Outcry after students in smog-hit Chinese city forced to take exam outdoors

Students taking their exams in an outdoor field amid choking smog in Henan, China.
PHOTO: Twitter account @_OATC_

HENAN/SHIJIAZHUANG, China - More than 400 students in China's Henan province were forced to sit for their exam in an outdoor field amid choking smog, sparking public anger after an image of the exam was circulated on social media.

The 480 pupils were eighth-graders from a middle school in Linzhou, in China's Henan province, who had to endure the heavily-polluted air when they sat for their exam on Monday (Dec 19). Severe pollution had caused local authorities to order the closure of all schools, the South China Morning Post reported.

The image showed rows of students hunched over their desks on a field, with the pupils seated further away appearing only as silhouettes shrouded in the thick haze.

According to the school's principal, the exam was conducted by the school staff, with the staff deciding to proceed with the exam since it had already been organised.

The principal has reportedly been suspended.

Smog blankets northeast China

  • More than 40 cities in China's northeast have issued pollution warnings in the past 48 hours after being blanketed by heavy smog.
  • Air quality index (AQI) readings at some monitoring stations in Tianjin, a port and industrial city southeast of Beijing, peaked above 400.
  • China's environmental watchdog issued a five-day warning on Friday about choking smog spreading across the northeast.
  • The authority also ordered factories to shut, recommended residents stay indoors and curbed traffic and construction work.
  • Pollution alerts have become increasingly common in China's northern industrial heartland, especially during winter when energy demand - much of it met by coal - skyrockets.
  • In addition, heavy winds force pollution from nearby provinces to the Beijing-Tianjin area where it remains suspended over the cities.
  • Beijing's city government ordered 1,200 factories near the Chinese capital, including a major oil refinery run by state oil giant Sinopec, to shut or cut output on Saturday.
  • On Saturday, 22 cities issued red alerts including top steelmaking city Tangshan in Hebei province around Beijing, and Jinan in coal-rich Shandong province.
  • Red alerts are issued when the AQI is forecast to exceed 200 for more than four days in succession, 300 for more than two days or 500 for at least 24 hours.
  • Tianjin was placed on orange alert - the second highest level - on Sunday.
  • In Beijing, the city's Municipal Environmental Monitoring Centre showed air quality readings of above 300 in some parts on Sunday (Dec 18) afternoon.
  • But the index was below 200 in most parts of the Chinese capital.
  • "When I went out yesterday I didn't wear a mask and my throat really hurt and I felt dizzy.
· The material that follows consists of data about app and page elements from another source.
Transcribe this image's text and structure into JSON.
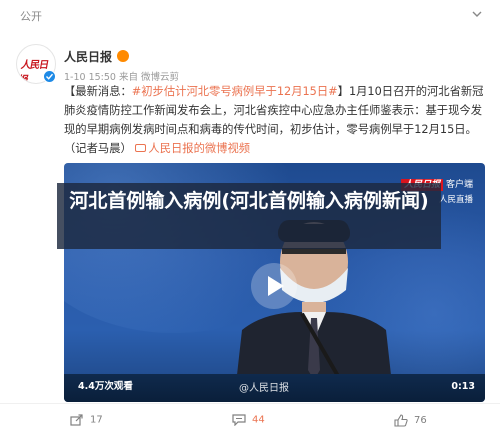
{
  "top_label": "公开",
  "author": {
    "name": "人民日报",
    "avatar_text": "人民日报",
    "meta": "1-10 15:50  来自 微博云剪"
  },
  "post": {
    "prefix": "【最新消息：",
    "hashtag": "#初步估计河北零号病例早于12月15日#",
    "body": "】1月10日召开的河北省新冠肺炎疫情防控工作新闻发布会上，河北省疾控中心应急办主任师鉴表示：基于现今发现的早期病例发病时间点和病毒的传代时间，初步估计，零号病例早于12月15日。（记者马晨）",
    "link_text": "人民日报的微博视频"
  },
  "video": {
    "overlay_title": "河北首例输入病例(河北首例输入病例新闻)",
    "views": "4.4万次观看",
    "duration": "0:13",
    "watermark": "@人民日报",
    "logo_brand": "人民日报",
    "logo_live": "客户端",
    "live_label": "人民直播"
  },
  "footer": {
    "share_count": "17",
    "comment_count": "44",
    "like_count": "76"
  },
  "colors": {
    "accent": "#eb7350",
    "verify": "#1e8ae6"
  }
}
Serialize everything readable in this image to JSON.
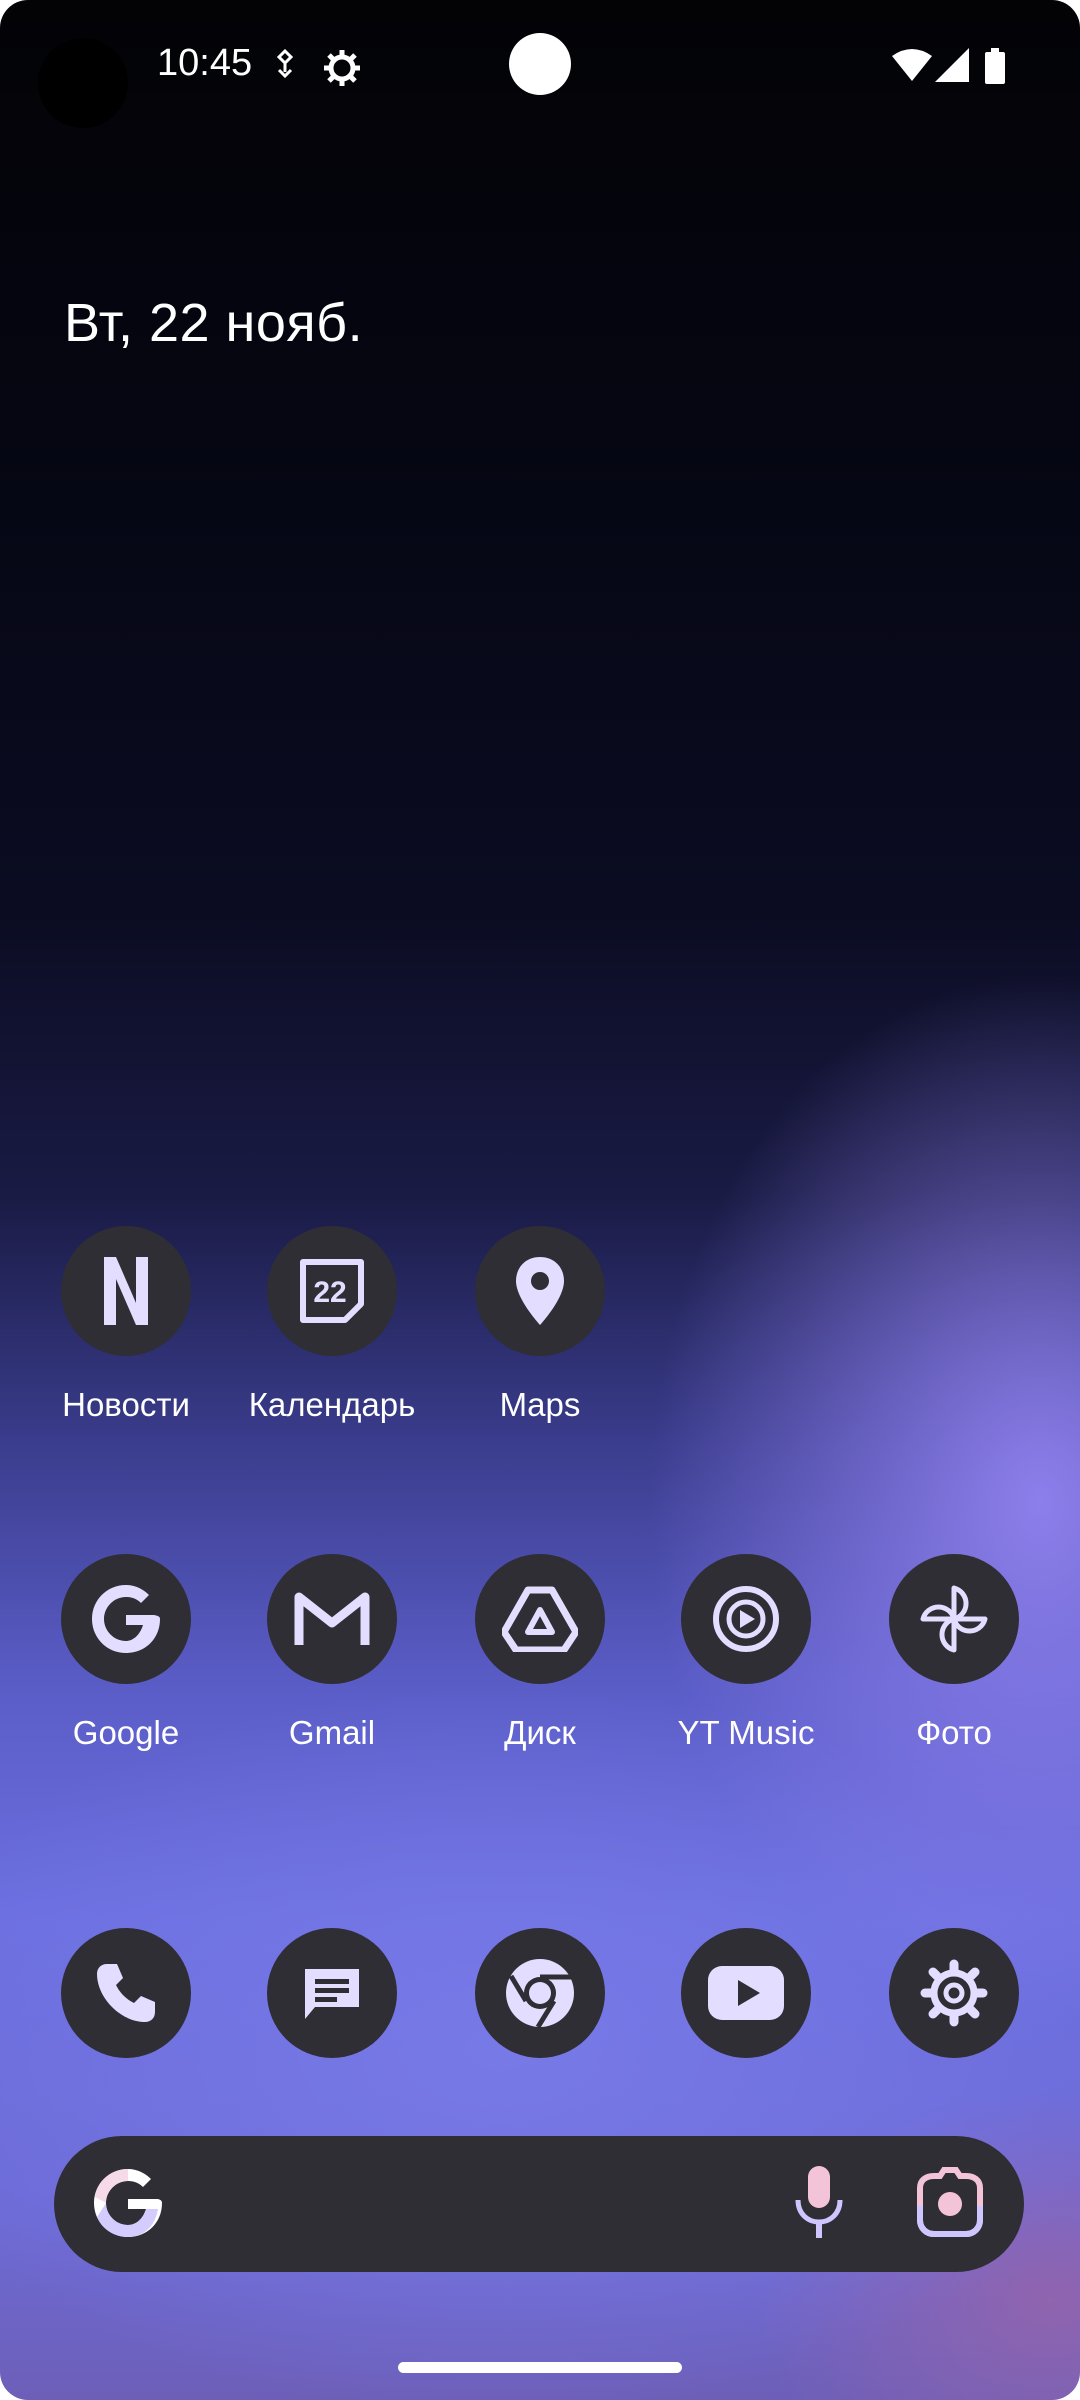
{
  "status_bar": {
    "time": "10:45"
  },
  "home": {
    "date": "Вт, 22 нояб."
  },
  "apps_row1": [
    {
      "label": "Новости",
      "icon": "news-icon"
    },
    {
      "label": "Календарь",
      "icon": "calendar-icon",
      "icon_text": "22"
    },
    {
      "label": "Maps",
      "icon": "maps-pin-icon"
    }
  ],
  "apps_row2": [
    {
      "label": "Google",
      "icon": "google-icon"
    },
    {
      "label": "Gmail",
      "icon": "gmail-icon"
    },
    {
      "label": "Диск",
      "icon": "drive-icon"
    },
    {
      "label": "YT Music",
      "icon": "yt-music-icon"
    },
    {
      "label": "Фото",
      "icon": "photos-icon"
    }
  ],
  "dock": [
    {
      "icon": "phone-icon"
    },
    {
      "icon": "messages-icon"
    },
    {
      "icon": "chrome-icon"
    },
    {
      "icon": "youtube-icon"
    },
    {
      "icon": "settings-icon"
    }
  ],
  "colors": {
    "icon_bg": "#2f2e34",
    "icon_fg": "#e3ddff",
    "accent": "#8b7fe8"
  }
}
It was hard to breathe through my nose," Chen Xiaochong, a hotel manager in the capital, told Reuters
  • A man swims in a lake in smog during a heavily polluted day in Beijing.
  • The forbidden city is seen in smog during a heavily polluted day.

The smog started to enshroud Beijing, Tianjin and the provinces of Hebei, Henan and Shandong over the weekend. It is forecast to clear on Thursday.

The oppressive haze had triggered concern over the slow response to the threat to children's health, AFP reported.

Nowhere has been hit as hard as Shijiazhuang, the capital of Hebei province.

Shijiazhuang was one of the more than 20 cities which went on red alert last Friday evening, triggering an emergency plan to reduce pollution by closing polluting factories and taking cars off the road, among other measures.

A decision by the city's education department to wait until Tuesday evening to announce it was closing elementary schools and kindergartens, provoked anger on social media.

The announcement had said middle and high schools could close on a voluntary basis.

"Are middle school students' bodies' air purifiers?" one incredulous commentator asked, adding: "Are you going to wait for us all to become sick before you step up to fix this?"

Shijiazhuang has seen 10 bouts of serious air pollution so far this winter, according to the China Daily newspaper, putting it at the top of the environmental ministry's list of cities with the worst air quality.

Over the last 48 hours, levels of PM 10 - a measure of particulates in the atmosphere - have been literally off the charts in the city, repeatedly maxing out at 999.

Levels of the smaller PM 2.5 particles, tiny enough to be absorbed into the bloodstream and thought to be a major contributor to respiratory and cardiovascular disease, reached as high as 733, more than 29 times the World Health Organisation's daily recommended maximum exposure of 25.

Shijiazhuang's smog and its government's reticence to act have tested the patience of not just the public but even state media.

On Tuesday, the official Xinhua news agency published an article scolding public officials in the city for waiting to cancel schools even though smog was "off the charts".

"If (officials) turn a deaf ear or act indifferent, and the people, especially minors, are exposed to potential health risks, this is undoubtedly a dereliction of duty," it said.

This article was first published on December 21, 2016. Get a copy of The Straits Times or go to straitstimes.com for more stories.